- The Dominion Foundation, the philanthropic wing of Dominion Virginia Power, donated $25,000 to the Lewis B. Puller Jr. Veterans Benefits Clinic.
- The college raised $105.8 million in fiscal year 2015, which ended June 30. The figure is the highest amount raised in a single fiscal year.
- The law school’s Revive My Vote received $230,000 from the Knight Foundation, a program with a goal of increasing civic participation.
- To help kick off Family Weekend and the Tribe’s first home football game of the season, two alumni – John and Sue Gerdelman – made a $4 million commitment to the college.
- Joe and Sharon Muscarelle carried on a family tradition of supporting the museum that bears their name, donating $2.5 million.
- An anonymous $50 million donation was given to the College of William & Mary in support of its newly launched $1 billion campaign.
W&M Faculty in the News
- Dream Catchers staff and College of William & Mary professors shared their study that found therapeutic horseback riding boosts communication for children with autism – an improvement that translates to the classroom – in a lecture at the School of Education.
- A former College of William & Mary student Xianlong Ge and his then-faculty adviser, Bill Starnes, were honored for a paper they wrote detailing research Ge conducted to strengthen a common household plastic.
- A current and former William & Mary professor ran for the Williamsburg-James City County School Board.
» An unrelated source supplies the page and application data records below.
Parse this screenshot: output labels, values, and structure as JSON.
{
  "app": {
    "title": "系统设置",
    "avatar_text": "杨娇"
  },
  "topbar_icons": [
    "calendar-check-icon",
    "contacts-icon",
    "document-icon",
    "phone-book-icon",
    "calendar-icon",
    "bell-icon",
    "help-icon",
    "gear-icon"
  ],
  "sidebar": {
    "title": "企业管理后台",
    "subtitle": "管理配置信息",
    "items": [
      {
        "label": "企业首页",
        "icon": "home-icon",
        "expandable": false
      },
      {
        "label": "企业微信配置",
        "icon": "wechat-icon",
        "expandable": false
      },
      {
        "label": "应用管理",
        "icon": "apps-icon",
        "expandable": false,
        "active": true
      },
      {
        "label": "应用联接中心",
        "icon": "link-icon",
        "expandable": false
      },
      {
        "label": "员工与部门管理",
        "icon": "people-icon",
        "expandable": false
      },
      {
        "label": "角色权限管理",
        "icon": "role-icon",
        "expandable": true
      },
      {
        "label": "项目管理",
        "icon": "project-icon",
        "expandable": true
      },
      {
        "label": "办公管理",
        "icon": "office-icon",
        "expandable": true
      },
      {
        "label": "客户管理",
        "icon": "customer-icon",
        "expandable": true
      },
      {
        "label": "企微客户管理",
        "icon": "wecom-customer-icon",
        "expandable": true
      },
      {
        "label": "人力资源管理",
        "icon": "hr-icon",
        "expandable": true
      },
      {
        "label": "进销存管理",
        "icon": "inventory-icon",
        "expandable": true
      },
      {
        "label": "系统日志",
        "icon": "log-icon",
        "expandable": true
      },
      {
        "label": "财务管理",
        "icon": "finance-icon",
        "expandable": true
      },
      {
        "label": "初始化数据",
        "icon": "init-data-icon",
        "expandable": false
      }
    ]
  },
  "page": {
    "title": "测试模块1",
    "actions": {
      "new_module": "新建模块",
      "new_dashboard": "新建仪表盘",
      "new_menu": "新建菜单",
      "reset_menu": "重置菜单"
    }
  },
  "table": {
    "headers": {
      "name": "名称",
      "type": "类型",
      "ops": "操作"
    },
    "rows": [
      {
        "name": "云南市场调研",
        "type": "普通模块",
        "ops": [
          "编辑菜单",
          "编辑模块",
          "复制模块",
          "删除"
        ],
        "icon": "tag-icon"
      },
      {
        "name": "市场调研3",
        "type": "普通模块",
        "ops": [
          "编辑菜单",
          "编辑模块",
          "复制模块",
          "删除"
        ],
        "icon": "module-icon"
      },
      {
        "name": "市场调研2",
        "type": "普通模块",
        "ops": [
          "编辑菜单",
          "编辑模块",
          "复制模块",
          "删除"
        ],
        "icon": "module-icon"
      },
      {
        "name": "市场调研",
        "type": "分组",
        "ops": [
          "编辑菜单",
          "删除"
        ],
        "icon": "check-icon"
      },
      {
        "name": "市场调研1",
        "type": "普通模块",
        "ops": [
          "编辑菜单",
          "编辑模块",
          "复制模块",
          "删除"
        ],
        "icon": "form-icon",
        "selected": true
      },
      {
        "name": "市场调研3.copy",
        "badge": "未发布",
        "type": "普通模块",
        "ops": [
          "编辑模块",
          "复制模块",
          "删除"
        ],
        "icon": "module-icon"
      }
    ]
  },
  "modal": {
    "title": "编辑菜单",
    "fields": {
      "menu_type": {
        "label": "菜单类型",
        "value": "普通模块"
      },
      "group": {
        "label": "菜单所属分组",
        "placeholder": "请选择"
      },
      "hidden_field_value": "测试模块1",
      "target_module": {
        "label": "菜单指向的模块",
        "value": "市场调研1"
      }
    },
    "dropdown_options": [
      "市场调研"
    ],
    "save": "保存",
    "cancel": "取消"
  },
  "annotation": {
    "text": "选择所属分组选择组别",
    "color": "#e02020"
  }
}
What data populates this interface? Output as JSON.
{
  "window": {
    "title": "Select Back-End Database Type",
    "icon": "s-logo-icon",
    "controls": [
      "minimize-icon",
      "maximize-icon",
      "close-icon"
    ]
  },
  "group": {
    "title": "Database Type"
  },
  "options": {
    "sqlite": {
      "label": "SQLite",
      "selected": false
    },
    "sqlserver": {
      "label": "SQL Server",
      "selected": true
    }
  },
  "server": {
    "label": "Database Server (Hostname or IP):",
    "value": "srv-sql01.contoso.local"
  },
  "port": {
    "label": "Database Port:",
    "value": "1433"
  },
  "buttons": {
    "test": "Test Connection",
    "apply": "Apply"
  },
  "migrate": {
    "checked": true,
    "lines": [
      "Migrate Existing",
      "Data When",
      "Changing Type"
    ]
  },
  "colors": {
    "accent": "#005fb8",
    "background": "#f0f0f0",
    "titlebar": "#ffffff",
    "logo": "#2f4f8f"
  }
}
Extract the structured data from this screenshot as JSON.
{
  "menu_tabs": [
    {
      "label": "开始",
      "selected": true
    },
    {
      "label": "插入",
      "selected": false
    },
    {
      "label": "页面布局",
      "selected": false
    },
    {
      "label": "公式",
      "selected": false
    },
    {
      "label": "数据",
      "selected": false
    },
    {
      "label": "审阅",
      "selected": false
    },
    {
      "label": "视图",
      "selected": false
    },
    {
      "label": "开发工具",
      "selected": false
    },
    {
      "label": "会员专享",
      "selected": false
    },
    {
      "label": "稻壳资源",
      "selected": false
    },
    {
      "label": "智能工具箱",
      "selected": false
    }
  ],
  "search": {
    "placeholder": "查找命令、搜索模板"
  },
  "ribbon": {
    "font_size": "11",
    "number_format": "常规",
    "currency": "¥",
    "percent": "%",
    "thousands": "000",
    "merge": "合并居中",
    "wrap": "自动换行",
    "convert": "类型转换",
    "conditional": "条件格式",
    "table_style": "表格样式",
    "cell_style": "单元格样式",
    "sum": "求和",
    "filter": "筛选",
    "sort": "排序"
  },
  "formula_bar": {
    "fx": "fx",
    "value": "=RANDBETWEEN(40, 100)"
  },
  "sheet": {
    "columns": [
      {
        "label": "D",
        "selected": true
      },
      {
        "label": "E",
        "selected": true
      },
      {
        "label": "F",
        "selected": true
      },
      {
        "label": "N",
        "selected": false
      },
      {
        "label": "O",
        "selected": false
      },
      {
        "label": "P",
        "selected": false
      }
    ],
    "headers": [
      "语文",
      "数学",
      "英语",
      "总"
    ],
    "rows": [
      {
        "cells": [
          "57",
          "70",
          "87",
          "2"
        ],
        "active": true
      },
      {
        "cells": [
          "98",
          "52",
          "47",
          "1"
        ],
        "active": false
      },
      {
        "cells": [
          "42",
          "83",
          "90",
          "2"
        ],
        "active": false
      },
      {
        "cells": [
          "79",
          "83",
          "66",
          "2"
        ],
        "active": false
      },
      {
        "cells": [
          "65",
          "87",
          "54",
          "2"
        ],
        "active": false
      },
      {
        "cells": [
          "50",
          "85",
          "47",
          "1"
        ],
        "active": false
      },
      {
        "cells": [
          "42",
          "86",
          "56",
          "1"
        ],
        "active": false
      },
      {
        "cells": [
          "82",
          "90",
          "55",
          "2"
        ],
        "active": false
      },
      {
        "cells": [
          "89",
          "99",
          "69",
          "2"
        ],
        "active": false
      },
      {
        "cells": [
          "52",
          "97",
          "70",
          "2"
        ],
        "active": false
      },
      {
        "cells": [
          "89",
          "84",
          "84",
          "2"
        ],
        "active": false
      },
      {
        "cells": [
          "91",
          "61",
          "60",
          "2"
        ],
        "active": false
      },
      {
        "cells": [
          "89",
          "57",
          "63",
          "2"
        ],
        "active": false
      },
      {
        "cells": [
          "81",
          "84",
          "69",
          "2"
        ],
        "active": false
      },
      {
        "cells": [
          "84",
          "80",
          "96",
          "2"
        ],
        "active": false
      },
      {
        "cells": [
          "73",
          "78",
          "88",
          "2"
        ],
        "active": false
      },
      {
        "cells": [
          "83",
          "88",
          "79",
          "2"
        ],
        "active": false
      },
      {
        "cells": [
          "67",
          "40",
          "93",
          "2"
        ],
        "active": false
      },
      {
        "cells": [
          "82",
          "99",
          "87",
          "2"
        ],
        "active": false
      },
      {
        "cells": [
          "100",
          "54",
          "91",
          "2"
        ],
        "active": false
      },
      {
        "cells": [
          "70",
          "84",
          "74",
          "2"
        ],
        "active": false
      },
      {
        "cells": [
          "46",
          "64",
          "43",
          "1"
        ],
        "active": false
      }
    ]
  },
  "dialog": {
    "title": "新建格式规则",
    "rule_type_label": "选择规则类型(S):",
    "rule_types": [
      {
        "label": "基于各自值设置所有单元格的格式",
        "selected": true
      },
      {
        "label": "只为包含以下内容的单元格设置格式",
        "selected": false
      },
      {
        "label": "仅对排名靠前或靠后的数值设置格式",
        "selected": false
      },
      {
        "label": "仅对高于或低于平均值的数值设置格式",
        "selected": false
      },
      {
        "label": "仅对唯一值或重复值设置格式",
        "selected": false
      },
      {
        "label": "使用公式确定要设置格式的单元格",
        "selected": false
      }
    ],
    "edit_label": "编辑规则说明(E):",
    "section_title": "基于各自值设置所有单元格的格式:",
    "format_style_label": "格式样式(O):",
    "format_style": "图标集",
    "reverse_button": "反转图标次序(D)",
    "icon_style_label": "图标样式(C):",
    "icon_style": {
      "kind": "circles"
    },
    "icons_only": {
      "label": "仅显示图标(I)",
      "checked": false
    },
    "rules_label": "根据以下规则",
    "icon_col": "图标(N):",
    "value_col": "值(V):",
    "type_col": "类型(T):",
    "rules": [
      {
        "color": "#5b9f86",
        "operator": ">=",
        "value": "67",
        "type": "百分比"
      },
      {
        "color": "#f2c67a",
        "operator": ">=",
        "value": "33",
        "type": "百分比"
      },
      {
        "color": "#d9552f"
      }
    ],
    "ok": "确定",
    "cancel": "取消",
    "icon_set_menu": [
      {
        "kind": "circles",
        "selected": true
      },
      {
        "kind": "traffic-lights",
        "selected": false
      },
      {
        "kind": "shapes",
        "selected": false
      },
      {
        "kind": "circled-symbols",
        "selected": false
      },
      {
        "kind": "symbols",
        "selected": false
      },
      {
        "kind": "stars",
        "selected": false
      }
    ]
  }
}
John “Rio” Riofrio, a Latino Studies professor, and Jim Beers, who taught in the School of Education, both ran in contested races. Beers won the Roberts District seat, while Riofrio lost to Sandy Taylor in the Berkeley District race.
- Williamsburg Christian Academy hired Anne Anderson, the former head coach for William & Mary’s swim team, as the inaugural head coach of the school’s swim program.
- Michael Nichols, a 70-year-old professor of psychology, became a world champion in powerlifting after his performance in the International Powerlifting Federation of Masters Powerlifting Championships.
- Julie Hummel, the associate director of program development and innovation for the undergraduate business program, was appointed as the City of Williamsburg representative on the Williamsburg-James City County School Board.
- Sinfonicron Light Opera Company celebrated its 50th anniversary season with a performance of one of its most beloved shows, Gilbert and Sullivan’s “The Pirates of Penzance.”
- From an inconspicuous house on Scotland Street, the nonprofit organization AidData brings together professionals in the field of international development and students from the College of William & Mary to change the way foreign aid is understood.
- The college launched a new campus walking tour app, which allows users to visit locations on the historic campus and learn about the sites as they changed over time.
- Rising seventh- and eighth-grade students participated in the fourth annual Camp Launch, a two-week STEM summer program for high-achieving, low-income middle school student hosted by the college.